### What to work on
Filter the entries for the word "this". Copy each line that has it.

── Working data

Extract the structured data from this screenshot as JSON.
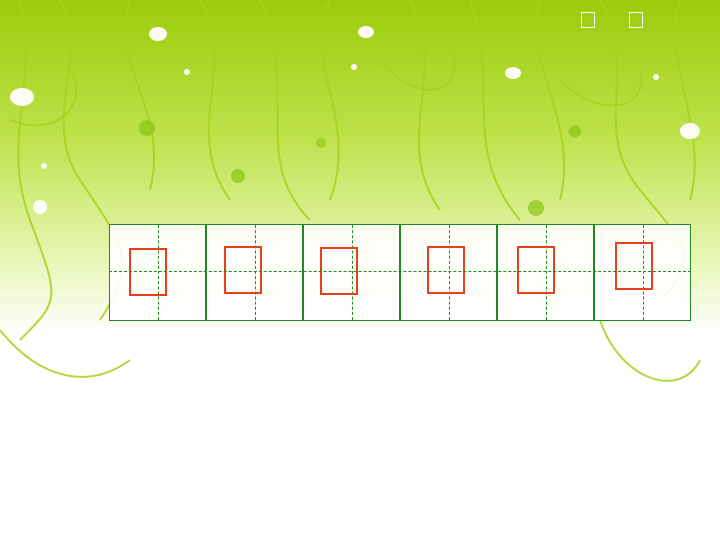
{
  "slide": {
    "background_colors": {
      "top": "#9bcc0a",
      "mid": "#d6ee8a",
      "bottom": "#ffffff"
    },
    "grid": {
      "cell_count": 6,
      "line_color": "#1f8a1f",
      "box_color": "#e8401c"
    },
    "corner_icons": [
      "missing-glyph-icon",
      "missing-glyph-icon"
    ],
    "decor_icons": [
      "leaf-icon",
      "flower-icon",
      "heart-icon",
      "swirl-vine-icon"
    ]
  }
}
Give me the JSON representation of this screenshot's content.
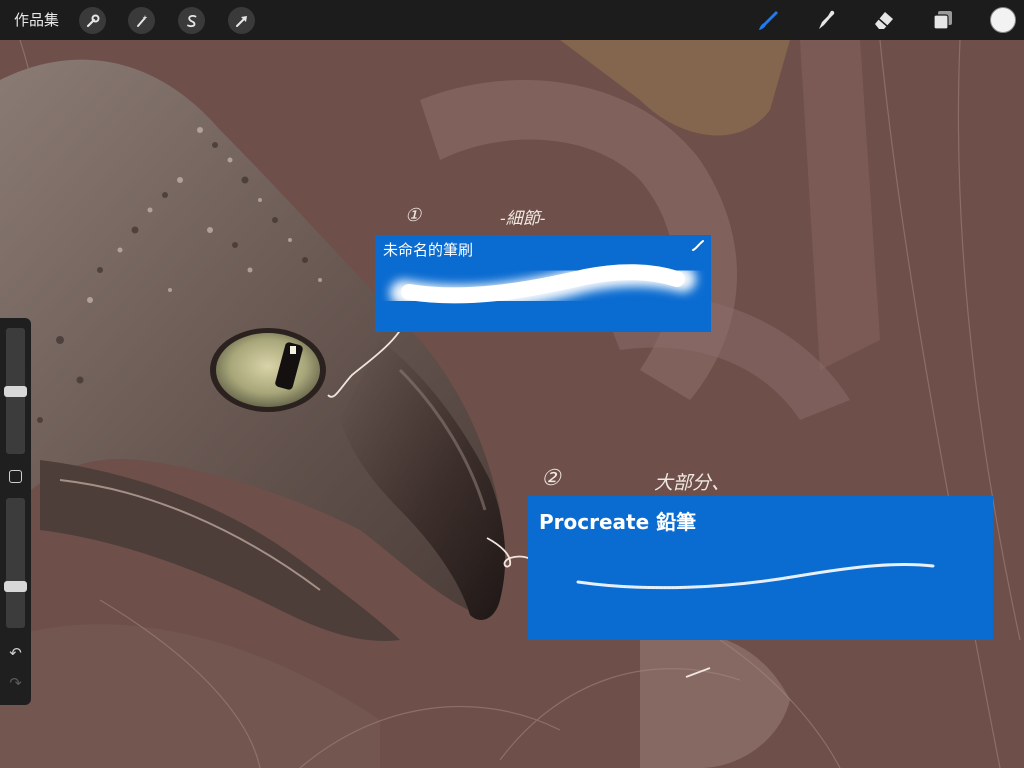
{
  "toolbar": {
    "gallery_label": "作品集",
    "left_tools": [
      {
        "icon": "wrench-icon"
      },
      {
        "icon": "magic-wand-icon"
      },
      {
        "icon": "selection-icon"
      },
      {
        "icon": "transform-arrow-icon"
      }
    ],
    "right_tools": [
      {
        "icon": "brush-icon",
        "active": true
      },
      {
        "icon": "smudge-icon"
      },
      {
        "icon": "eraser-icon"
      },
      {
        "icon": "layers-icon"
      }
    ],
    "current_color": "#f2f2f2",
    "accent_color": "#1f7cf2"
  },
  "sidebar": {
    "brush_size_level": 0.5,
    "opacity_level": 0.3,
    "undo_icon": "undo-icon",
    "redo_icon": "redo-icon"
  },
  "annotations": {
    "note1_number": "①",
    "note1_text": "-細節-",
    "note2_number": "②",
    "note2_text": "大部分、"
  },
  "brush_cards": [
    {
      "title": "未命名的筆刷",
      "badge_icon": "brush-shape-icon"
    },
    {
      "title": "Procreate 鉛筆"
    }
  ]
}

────
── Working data

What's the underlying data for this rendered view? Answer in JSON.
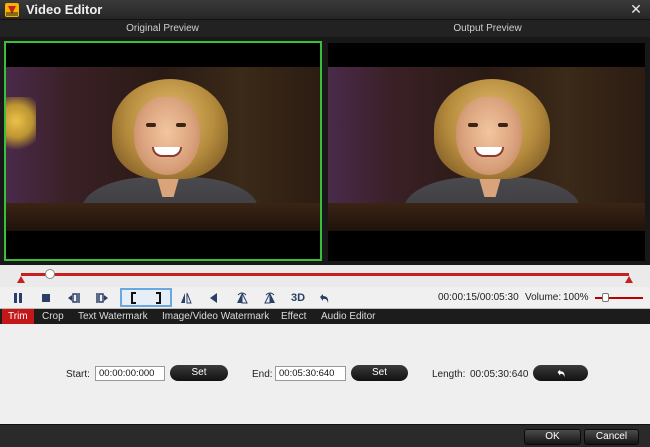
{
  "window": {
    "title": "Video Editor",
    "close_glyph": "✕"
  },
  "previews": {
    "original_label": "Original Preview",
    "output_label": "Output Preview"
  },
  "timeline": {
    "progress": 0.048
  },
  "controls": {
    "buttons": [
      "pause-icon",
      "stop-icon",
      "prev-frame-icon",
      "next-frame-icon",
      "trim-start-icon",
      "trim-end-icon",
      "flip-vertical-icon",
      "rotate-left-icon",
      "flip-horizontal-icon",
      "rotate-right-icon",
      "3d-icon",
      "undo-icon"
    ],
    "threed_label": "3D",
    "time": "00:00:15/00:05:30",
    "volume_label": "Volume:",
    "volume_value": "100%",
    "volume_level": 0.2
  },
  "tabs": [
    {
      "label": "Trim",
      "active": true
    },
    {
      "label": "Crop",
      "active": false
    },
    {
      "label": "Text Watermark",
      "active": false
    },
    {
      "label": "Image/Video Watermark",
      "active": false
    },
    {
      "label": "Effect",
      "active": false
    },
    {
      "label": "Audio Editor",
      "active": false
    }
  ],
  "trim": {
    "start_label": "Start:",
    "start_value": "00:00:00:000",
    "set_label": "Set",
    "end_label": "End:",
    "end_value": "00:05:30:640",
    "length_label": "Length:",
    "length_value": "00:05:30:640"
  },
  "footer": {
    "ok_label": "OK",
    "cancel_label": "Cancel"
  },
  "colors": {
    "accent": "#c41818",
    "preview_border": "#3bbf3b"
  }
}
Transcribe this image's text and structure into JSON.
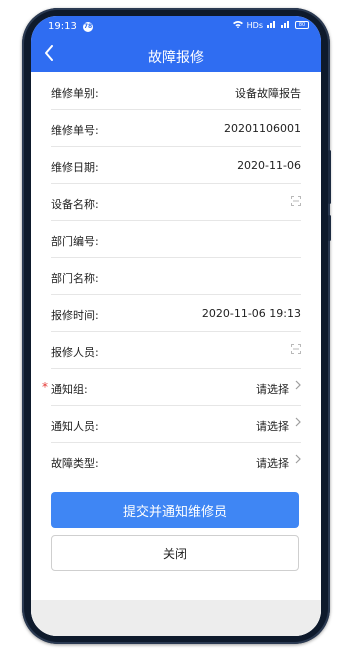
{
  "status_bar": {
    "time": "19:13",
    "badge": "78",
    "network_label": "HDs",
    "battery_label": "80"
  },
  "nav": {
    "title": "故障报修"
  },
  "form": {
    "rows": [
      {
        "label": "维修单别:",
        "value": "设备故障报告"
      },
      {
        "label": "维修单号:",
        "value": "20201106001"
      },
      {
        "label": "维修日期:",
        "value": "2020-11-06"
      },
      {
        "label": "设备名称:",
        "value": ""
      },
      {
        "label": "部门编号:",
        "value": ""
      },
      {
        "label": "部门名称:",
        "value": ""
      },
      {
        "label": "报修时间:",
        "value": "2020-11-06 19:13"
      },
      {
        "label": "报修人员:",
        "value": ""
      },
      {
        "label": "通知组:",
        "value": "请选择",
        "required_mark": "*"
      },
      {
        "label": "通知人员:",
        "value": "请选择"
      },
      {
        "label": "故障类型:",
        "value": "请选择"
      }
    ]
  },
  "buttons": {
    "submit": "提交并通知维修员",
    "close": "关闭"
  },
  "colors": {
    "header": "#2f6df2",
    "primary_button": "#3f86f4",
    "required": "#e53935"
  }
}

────

### Task answer
Extract the structured data from this screenshot as JSON.
Give me the JSON representation of this screenshot's content.
What's the underlying data for this rendered view? Answer in JSON.
Transcribe this image's text and structure into JSON.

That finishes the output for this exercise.